1. Whole-body retention and plasma values of 131I after a test dose were measured for up to 32 days in patients previously rendered athyreotic by surgery and 131I treatment for thyroid carcinoma, and who were without detectable functioning tissue at the time of study.
2. About 99·8% of the administered 131I was rapidly excreted, consistent with renal iodide excretion. The remainder (about 0·2%) was eliminated slowly, with mean half-life 15 days; we call this the slow-turnover component.
3. By the sixth day after the 131I dose, very little [131I]iodide remained in the plasma. The average protein-bound 131I was only 0·0035% of dose/l, with mean half-life 14·1 days; 90% was non-extractable in butanol. Labelled albumin accounted for about 80% of the non-extractable fraction.
4. The distribution space estimated from the slow-turnover component and protein-bound 131I was 34 1, indicating that most of the slow-turnover component is extravascular.
5. Stable potassium iodide administration, starting 2 days after giving 131I, had no observable effect on the variables measured.
6. Impairment of renal function delayed [131I]iodide excretion and increased both slow-turnover component and plasma protein-bound 131I.

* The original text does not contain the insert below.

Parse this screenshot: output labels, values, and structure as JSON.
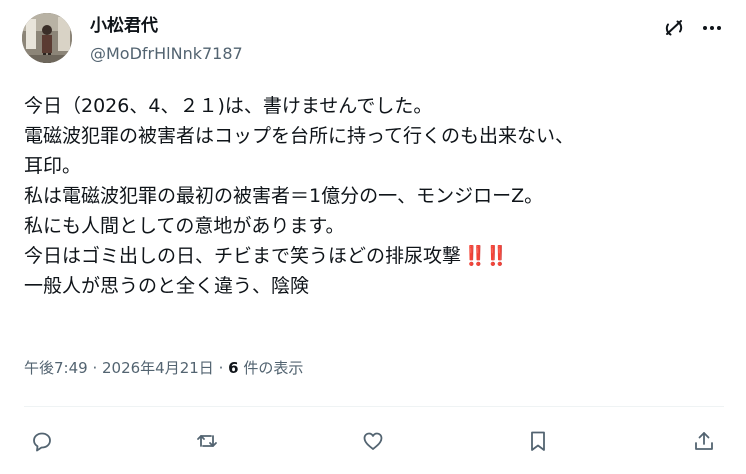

7. A simple model describing iodine kinetics in athyreotic individuals is suggested. It predicts that the slow-turnover component contains only about 4 μg of iodine and, since this is distributed widely in body tissues, it is unlikely to be of biological significance.